1. Carry out a risk assessment. Walk around your premises and note any hazards you encounter, such as clutter, trailing cables and machinery with sharp edges. Consider the risk each presents and the steps you could take to minimise it.
2. Continue by listing all the processes and activities that take place in your business, such as lifting or driving, and identify the hazards associated with each. Again, work out the steps you will need to take to minimise risk.
3. Look at your machinery. Check that it is fit for purpose and well-maintained. Check also that employees working at machinery are physically comfortable, have appropriate protective equipment and sufficient space in which to operate. Be sure not to overlook people working at computers.
4. Consult everybody in the business. Employees can often identify areas of health and safety concern that you might miss.
5. Create a written health and safety policy which sets out how you manage health and safety in your workplace. Share it with staff, emphasising key points on posters and make plans to review the policy regularly. The Health & Safety Executive (HSE) provides a policy template on their website: www.hse.gov.uk/business/policy-statement.pdf.
6. Organise health and safety training for staff and appoint a staff representative to implement and review your policy.
7. Pay attention to the work environment: employees are entitled to a well-ventilated, clean, well-lit workspace. Ensure cleaning is undertaken, waste removed regularly and poor or flickering lighting is dealt with promptly.
8. Take steps to ensure the temperature in your premises is 'reasonable'. In most industries, this means a minimum temperature of 16 degrees Celsius; if there are particularly warm or cold spots in your premises, consider moving employees or providing air conditioning or warm workwear.
9. Look at your washing and toilet areas. Is there hot as well as cold water, and are the facilities regularly cleaned? Showers are essential if your employees are involved in dirty work but they are also welcomed by staff who cycle or run to work, or exercise in their lunch break.
10. A rest area where staff can enjoy their breaks can make a big difference to working lives. Providing drinking water is a legal requirement, but supplying other hot and cold drinks, even kitchen facilities, can make the workplace much more comfortable.
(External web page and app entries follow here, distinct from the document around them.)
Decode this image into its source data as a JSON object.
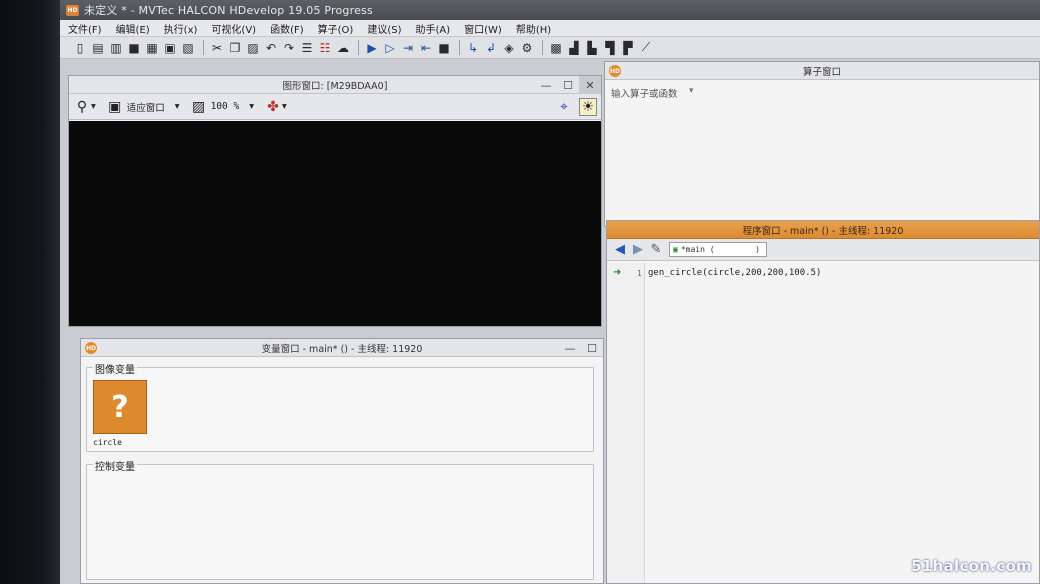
{
  "window": {
    "title": "未定义 * - MVTec HALCON HDevelop 19.05 Progress",
    "logo": "HD"
  },
  "menu": [
    "文件(F)",
    "编辑(E)",
    "执行(x)",
    "可视化(V)",
    "函数(F)",
    "算子(O)",
    "建议(S)",
    "助手(A)",
    "窗口(W)",
    "帮助(H)"
  ],
  "toolbar_icons": [
    "new-file",
    "open-file",
    "open-example",
    "save",
    "save-all",
    "print",
    "page-setup",
    "cut",
    "copy",
    "paste",
    "undo",
    "redo",
    "insert",
    "delete",
    "run",
    "step",
    "step-into",
    "step-out",
    "stop",
    "reset",
    "activate",
    "deactivate",
    "breakpoint",
    "zoom",
    "histogram",
    "profile",
    "inspect",
    "feature",
    "measure"
  ],
  "graphics_window": {
    "title": "图形窗口: [M29BDAA0]",
    "fit_label": "适应窗口",
    "zoom_value": "100 %"
  },
  "operator_window": {
    "title": "算子窗口",
    "input_placeholder": "输入算子或函数"
  },
  "program_window": {
    "title": "程序窗口 - main* () - 主线程: 11920",
    "procedure": "*main (",
    "procedure_close": ")",
    "line_number": "1",
    "code_line": "gen_circle(circle,200,200,100.5)"
  },
  "variable_window": {
    "title": "变量窗口 - main* () - 主线程: 11920",
    "iconic_label": "图像变量",
    "control_label": "控制变量",
    "iconic_var_name": "circle",
    "placeholder_glyph": "?"
  },
  "watermark": "51halcon.com",
  "colors": {
    "accent_orange": "#dd8a2e",
    "canvas_black": "#0a0a0b"
  }
}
11. Look after employees' mental health by monitoring working hours to ensure no one is overworking. Holding regular staff forums in which feedback is welcome can also help keep a check on stress levels.
12. Take steps to minimise conflict by implementing anti-bullying, anti-harassment and anti-discrimination measures. Ensure your staff understand these and feel able to raise problems with you.